Political fallout from the French riots
The IHT's John Vinocur sees Interior Minister Sarkozy as the near-term loser. I had Sarkozy coming out ahead with his forceful law and order talk (now backed up by polls), but the French politicians are seeking to take him down a peg or two. In a lengthy article, Vinocur explains:
[...] It is Nicolas Sarkozy's survival as a political force with heathen ideas about how France can escape its Holy Writ (chanted both left and right) of non-solutions to an existence that's added endangered civil peace to its constants of no growth and no jobs.An aside: I watched most of Chirac's speech last night. I felt he did a fine job. He took the philosophic route, which goes over well with the French, and was very presidential.
If there was a single subtext unifying the political establishment during the early days of flame and street battling here, it was the idea that the riots could become the black mark of death on Sarkozy's presidential ambitions in 2007.
The rickety, squabbling left leapt to the kill, calling his in-your-face vocabulary incendiary to the Arab and African Muslim immigrants on the streets of France's housing projects. This, while the Jacques Chirac/Dominique de Villepin front, Sarkozy's feigned allies in the government, let him dangle as a fall guy for the troubles.
Now, a couple of weeks later, and after incomplete success in putting down the unrest - as interior minister, Sarkozy holds direct responsibility for the police, security and aspects of immigration policy - he continues, basically intact, as the country's one-man, self-projected political alternative.
It turns out that the French approve of his approach to the troubles by a 56 percent to 40 percent margin. More than 70 percent also agreed that last Wednesday's declaration of a state of emergency was the right way to go. And a poll on Sunday designated Sarkozy (ahead of Villepin and the rest of the country's politicians) as the man best able to cope with the issues surrounding the rioting.
In fact, Chirac's office, trying to prop up a president described as groggy and anesthetized-looking by members of his own party, wound up claiming by the end of the week that the tough stuff and curfew decision was really the boss's handiwork. [...]

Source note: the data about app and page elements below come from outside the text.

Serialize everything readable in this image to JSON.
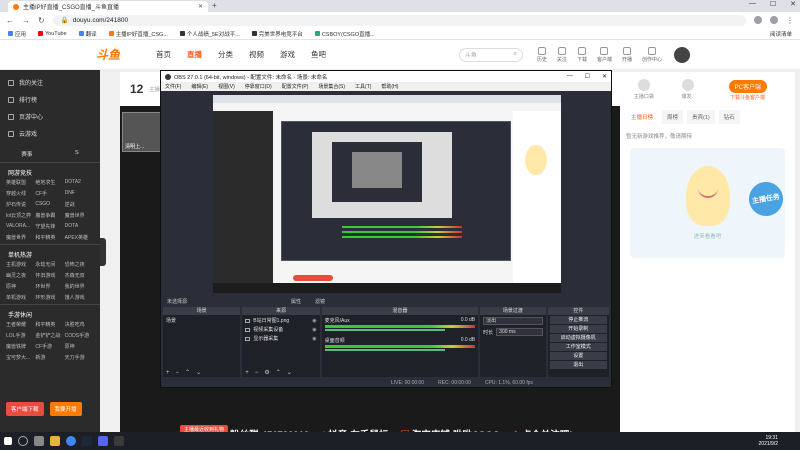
{
  "browser": {
    "tab_title": "主播IP好直播_CSGO直播_斗鱼直播",
    "url": "douyu.com/241800",
    "bookmarks": [
      "应用",
      "YouTube",
      "翻译",
      "主播IP好直播_CSG...",
      "个人战绩_5E对战平...",
      "完美世界电竞平台",
      "CSBOY(CSGO直播..."
    ],
    "bookmark_right": "阅读清单"
  },
  "site": {
    "logo": "斗鱼",
    "nav": [
      "首页",
      "直播",
      "分类",
      "视频",
      "游戏",
      "鱼吧"
    ],
    "search_placeholder": "斗鱼",
    "header_icons": [
      "历史",
      "关注",
      "下载",
      "客户端",
      "开播",
      "创作中心"
    ]
  },
  "sidebar": {
    "main": [
      "我的关注",
      "排行榜",
      "页游中心",
      "云游戏"
    ],
    "row": [
      "赛事",
      "S"
    ],
    "sections": [
      {
        "title": "网游竞技",
        "items": [
          "英雄联盟",
          "绝地求生",
          "DOTA2",
          "穿越火线",
          "CF手",
          "DNF",
          "炉石传说",
          "CSGO",
          "逆战",
          "lol云顶之弈",
          "魔兽争霸",
          "魔兽世界",
          "VALORA...",
          "守望先锋",
          "DOTA",
          "魔兽世界",
          "和平精英",
          "APEX英雄"
        ]
      },
      {
        "title": "单机热游",
        "items": [
          "主机游戏",
          "永劫无间",
          "恐怖之夜",
          "幽灵之夜",
          "怀旧游戏",
          "杰森无双",
          "原神",
          "环世界",
          "我的世界",
          "单机游戏",
          "环形游戏",
          "饿人游戏"
        ]
      },
      {
        "title": "手游休闲",
        "items": [
          "王者荣耀",
          "和平精英",
          "决胜吃鸡",
          "LOL手游",
          "金铲铲之战",
          "CODS手游",
          "魔兽铁牌",
          "CF手游",
          "原神",
          "宝可梦大...",
          "新游",
          "天刀手游"
        ]
      }
    ],
    "bottom_buttons": [
      "客户端下载",
      "我要开播"
    ]
  },
  "room": {
    "number": "12",
    "sub": "主播昵称"
  },
  "right_panel": {
    "icons": [
      "主播口袋",
      "爆发"
    ],
    "pc_button": "PC客户端",
    "sub": "下载斗鱼客户端",
    "tabs": [
      "主播日榜",
      "周榜",
      "贵宾(1)",
      "钻石"
    ],
    "note": "暂无新游戏推荐，敬请期待",
    "mascot_caption": "进来看看吧",
    "badge": "主播任务"
  },
  "thumb_label": "清明上...",
  "obs": {
    "title": "OBS 27.0.1 (64-bit, windows) - 配置文件: 未命名 - 场景: 未命名",
    "menu": [
      "文件(F)",
      "编辑(E)",
      "视图(V)",
      "停靠窗口(D)",
      "配置文件(P)",
      "场景集合(S)",
      "工具(T)",
      "帮助(H)"
    ],
    "toolbar": [
      "未选择源",
      "属性",
      "滤镜"
    ],
    "docks": {
      "scenes": {
        "header": "场景",
        "items": [
          "场景"
        ]
      },
      "sources": {
        "header": "来源",
        "items": [
          "B站日常图1.png",
          "视频采集设备",
          "显示器采集"
        ]
      },
      "mixer": {
        "header": "混音器",
        "rows": [
          {
            "label": "麦克风/Aux",
            "value": "0.0 dB"
          },
          {
            "label": "桌面音频",
            "value": "0.0 dB"
          }
        ]
      },
      "transitions": {
        "header": "场景过渡",
        "type": "淡出",
        "duration_label": "时长",
        "duration": "300 ms"
      },
      "controls": {
        "header": "控件",
        "buttons": [
          "停止推流",
          "开始录制",
          "启动虚拟摄像机",
          "工作室模式",
          "设置",
          "退出"
        ]
      }
    },
    "status": [
      "LIVE: 00:00:00",
      "REC: 00:00:00",
      "CPU: 1.1%, 60.00 fps"
    ]
  },
  "overlay": {
    "live_chip": "主播最近收到礼物",
    "group": "粉丝群:456722912",
    "douyin": "抖音:左手鼠标",
    "taobao": "淘宝店铺:咻咻CSGO",
    "follow": "点个关注吧!"
  },
  "taskbar": {
    "time": "19:31",
    "date": "2021/9/2"
  },
  "colors": {
    "accent": "#ff7a00",
    "live_red": "#e74c3c",
    "obs_bg": "#2b2e38"
  }
}
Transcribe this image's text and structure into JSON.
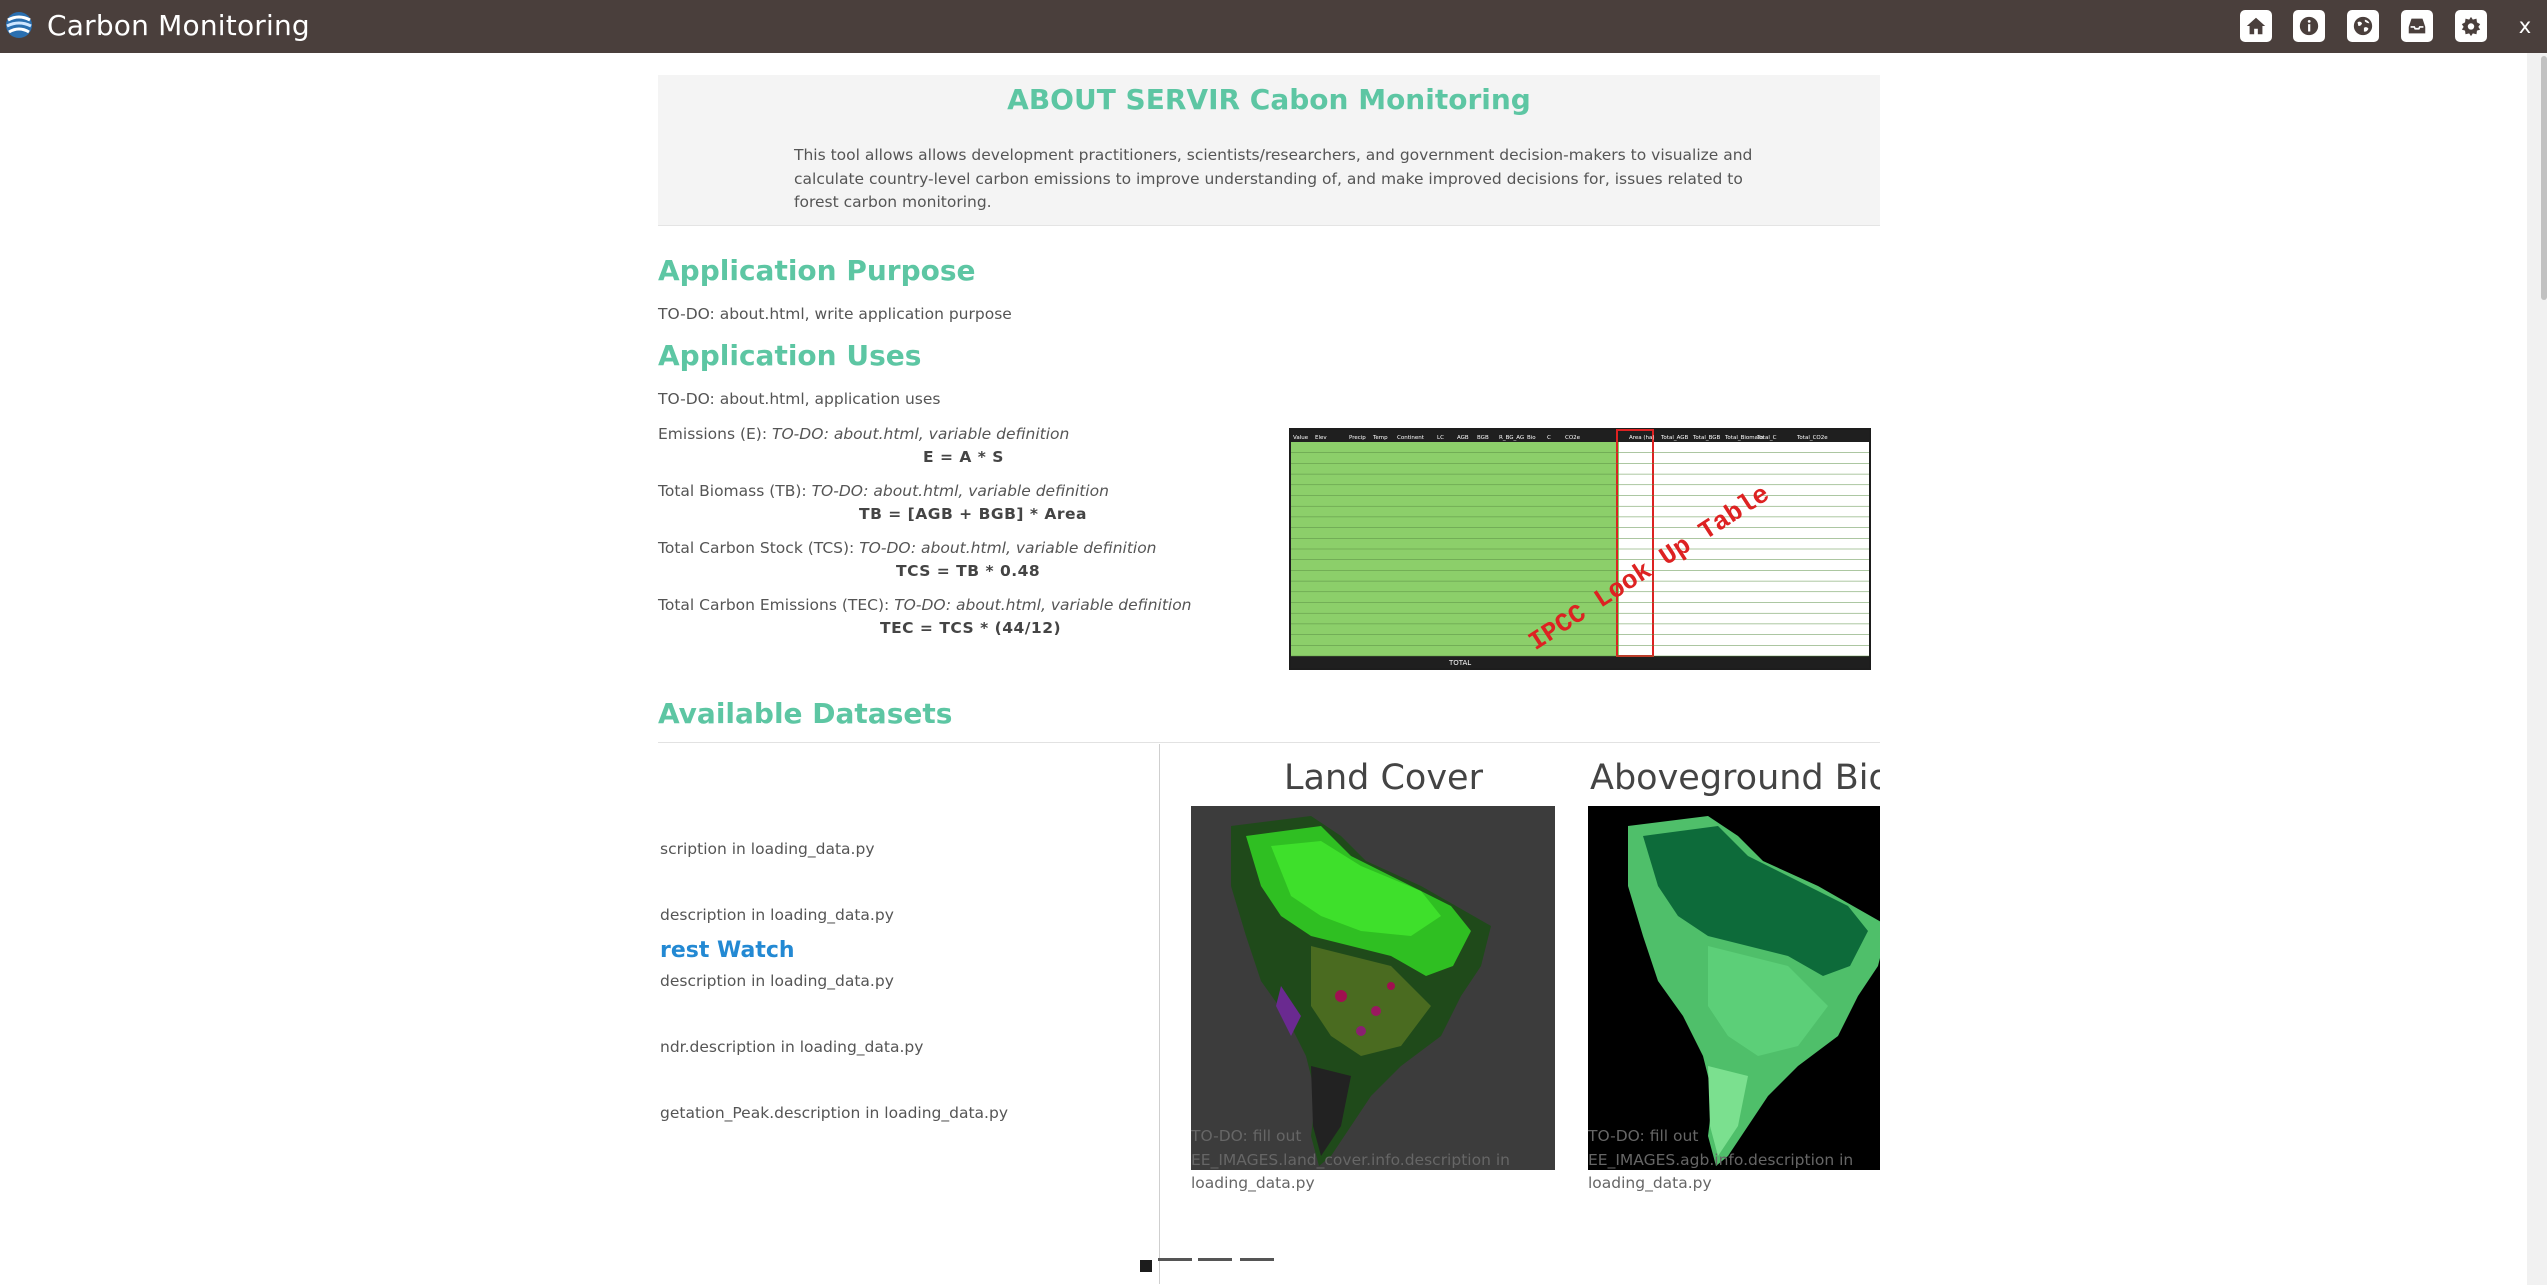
{
  "header": {
    "title": "Carbon Monitoring",
    "buttons": [
      "home-icon",
      "info-icon",
      "globe-icon",
      "inbox-icon",
      "gear-icon"
    ],
    "close_label": "x",
    "bar_color": "#4a3f3c"
  },
  "about": {
    "title": "ABOUT SERVIR Cabon Monitoring",
    "text": "This tool allows allows development practitioners, scientists/researchers, and government decision-makers to visualize and calculate country-level carbon emissions to improve understanding of, and make improved decisions for, issues related to forest carbon monitoring."
  },
  "purpose": {
    "heading": "Application Purpose",
    "text": "TO-DO: about.html, write application purpose"
  },
  "uses": {
    "heading": "Application Uses",
    "text": "TO-DO: about.html, application uses",
    "definitions": [
      {
        "label": "Emissions (E):",
        "todo": "TO-DO: about.html, variable definition",
        "formula": "E = A * S"
      },
      {
        "label": "Total Biomass (TB):",
        "todo": "TO-DO: about.html, variable definition",
        "formula": "TB = [AGB + BGB] * Area"
      },
      {
        "label": "Total Carbon Stock (TCS):",
        "todo": "TO-DO: about.html, variable definition",
        "formula": "TCS = TB * 0.48"
      },
      {
        "label": "Total Carbon Emissions (TEC):",
        "todo": "TO-DO: about.html, variable definition",
        "formula": "TEC = TCS * (44/12)"
      }
    ],
    "lookup_table_stamp": "IPCC Look Up Table",
    "lookup_headers": [
      "Value",
      "Elev",
      "Precip",
      "Temp",
      "Continent",
      "LC",
      "AGB",
      "BGB",
      "R_BG_AG",
      "Bio",
      "C",
      "CO2e",
      "Area (ha)",
      "Total_AGB",
      "Total_BGB",
      "Total_Biomass",
      "Total_C",
      "Total_CO2e"
    ],
    "lookup_total": "TOTAL"
  },
  "datasets": {
    "heading": "Available Datasets",
    "list": [
      "scription in loading_data.py",
      "description in loading_data.py",
      "description in loading_data.py",
      "ndr.description in loading_data.py",
      "getation_Peak.description in loading_data.py"
    ],
    "link": "rest Watch",
    "cards": [
      {
        "title": "Land Cover",
        "desc": "TO-DO: fill out EE_IMAGES.land_cover.info.description in loading_data.py"
      },
      {
        "title": "Aboveground Biomass",
        "desc": "TO-DO: fill out EE_IMAGES.agb.info.description in loading_data.py"
      }
    ]
  },
  "colors": {
    "accent": "#5dc6a3",
    "link": "#2389d3"
  }
}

Sarkozy has not lost a handhold on an electorate that could make him president. His assertion that the French social model has become a sham functions as a workable political premise. And most significantly, he will not implode into an unelectable bigot or traitor to Frenchness when he insists immigration from North Africa and Black Africa means both specific French demands on those immigrant communities, and new thinking here on race, culture, and religion as elements of integration.There is another page to the article which goes into the details of his TV appearance and the political efforts to squelch him.
That's to say affirmative action, direct cash-support for Islam to bring potentially fundamentalist congregations out of cellars and abandoned garages, and some voting rights for foreigners.
Sarkozy's landing on his feet has hardly overjoyed the political class. The reason: because it suggests the riots show there can be answers acceptable to the French - from vast job market and economic reform to positive employment quotas for Muslims - that might overwhelm la pensée unique, or the all-dominant, one-track political thought process that preserves the failed French social model. [...]
At the points where Sarkozy collides with populism, expediency, or the execution of shoot-from-the-hip proposals that have more to do with packaging than content, his limitations jar. Example: his headline-making order to expel foreigners arrested for rioting stands little practical chance for application under the strictures of French immigration law. [...]
In a long television appearance late last week as the riots calmed, he went plain simplistic on their cause.
Of course, there were "the structural reasons" of 40 years of other politicians' failed programs. But essentially, Sarkozy focused blame on a small minority of hoodlums who, he said, through drug-dealing and extortion, and now rioting, created a climate of such fear that it banished all hope from the housing projects.
This tack took an easy, voter-friendly pass on the overall responsibility of French racism, largely directed at the Arab population. And it swerved away from the issue of how some of the Muslims living in France resist or reject assimilation.
Still, this tactic provided Sarkozy with a seemingly successful counter to what many hoped would kill him politically.
The guy is a political adept, and people seem willing to follow his arguments. At the moment he is France's best hope for a break with the failed policies of the past.